▶ **What you are asked to do**
The answer must consist of every line in the data that contains "your".

== Materials provided ==

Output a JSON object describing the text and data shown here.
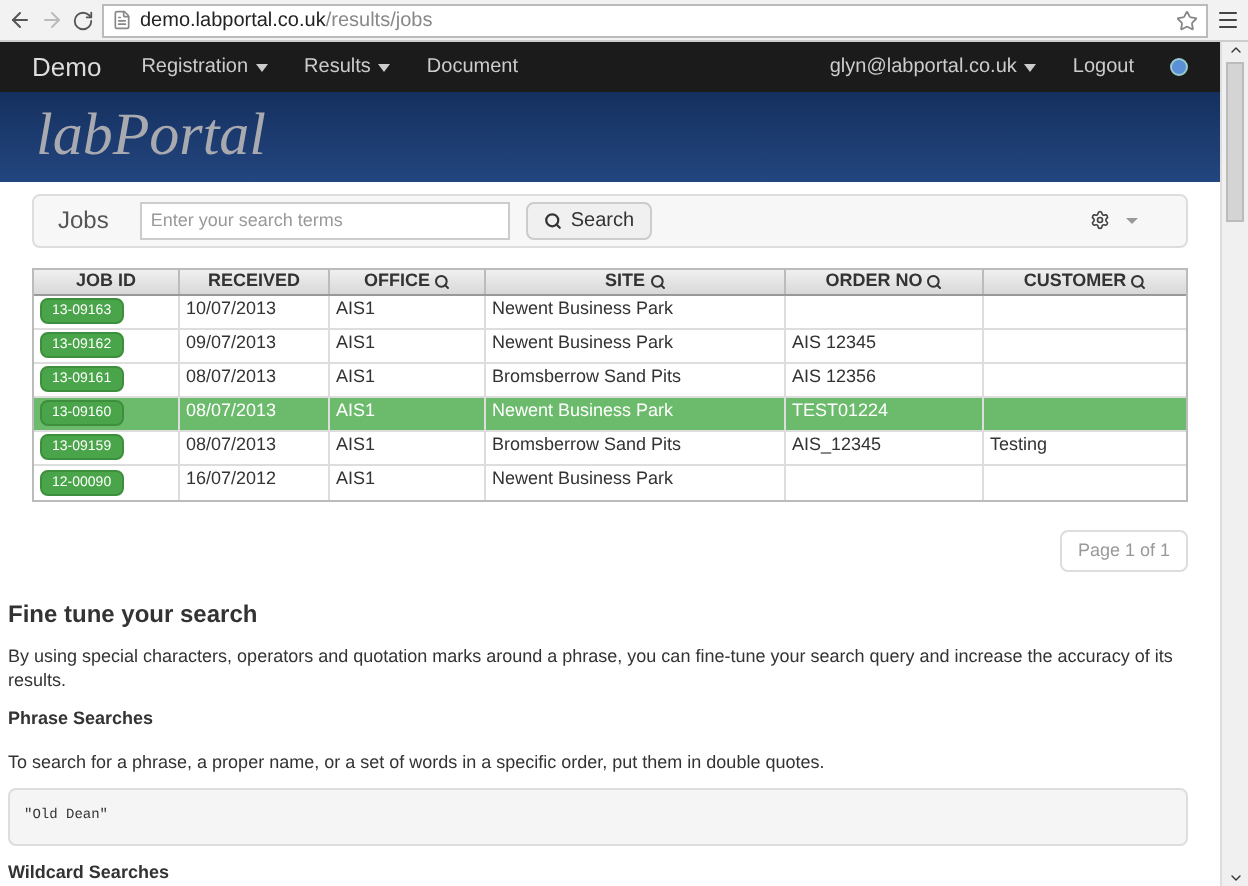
{
  "browser": {
    "url_host": "demo.labportal.co.uk",
    "url_path": "/results/jobs"
  },
  "navbar": {
    "brand": "Demo",
    "items": [
      {
        "label": "Registration",
        "dropdown": true
      },
      {
        "label": "Results",
        "dropdown": true
      },
      {
        "label": "Document",
        "dropdown": false
      }
    ],
    "user": {
      "label": "glyn@labportal.co.uk",
      "dropdown": true
    },
    "logout": "Logout"
  },
  "banner": {
    "logo": "labPortal"
  },
  "search_panel": {
    "title": "Jobs",
    "placeholder": "Enter your search terms",
    "button": "Search"
  },
  "table": {
    "columns": [
      {
        "label": "JOB ID",
        "searchable": false
      },
      {
        "label": "RECEIVED",
        "searchable": false
      },
      {
        "label": "OFFICE",
        "searchable": true
      },
      {
        "label": "SITE",
        "searchable": true
      },
      {
        "label": "ORDER NO",
        "searchable": true
      },
      {
        "label": "CUSTOMER",
        "searchable": true
      }
    ],
    "rows": [
      {
        "job_id": "13-09163",
        "received": "10/07/2013",
        "office": "AIS1",
        "site": "Newent Business Park",
        "order_no": "",
        "customer": "",
        "selected": false
      },
      {
        "job_id": "13-09162",
        "received": "09/07/2013",
        "office": "AIS1",
        "site": "Newent Business Park",
        "order_no": "AIS 12345",
        "customer": "",
        "selected": false
      },
      {
        "job_id": "13-09161",
        "received": "08/07/2013",
        "office": "AIS1",
        "site": "Bromsberrow Sand Pits",
        "order_no": "AIS 12356",
        "customer": "",
        "selected": false
      },
      {
        "job_id": "13-09160",
        "received": "08/07/2013",
        "office": "AIS1",
        "site": "Newent Business Park",
        "order_no": "TEST01224",
        "customer": "",
        "selected": true
      },
      {
        "job_id": "13-09159",
        "received": "08/07/2013",
        "office": "AIS1",
        "site": "Bromsberrow Sand Pits",
        "order_no": "AIS_12345",
        "customer": "Testing",
        "selected": false
      },
      {
        "job_id": "12-00090",
        "received": "16/07/2012",
        "office": "AIS1",
        "site": "Newent Business Park",
        "order_no": "",
        "customer": "",
        "selected": false
      }
    ]
  },
  "pagination": "Page 1 of 1",
  "help": {
    "title": "Fine tune your search",
    "intro": "By using special characters, operators and quotation marks around a phrase, you can fine-tune your search query and increase the accuracy of its results.",
    "sections": [
      {
        "heading": "Phrase Searches",
        "text": "To search for a phrase, a proper name, or a set of words in a specific order, put them in double quotes.",
        "example": "\"Old Dean\""
      },
      {
        "heading": "Wildcard Searches"
      }
    ]
  }
}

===

▶ **Output below**
    "placeholder": "Enter your search terms",
    "title": "Fine tune your search",
    "intro": "By using special characters, operators and quotation marks around a phrase, you can fine-tune your search query and increase the accuracy of its results.",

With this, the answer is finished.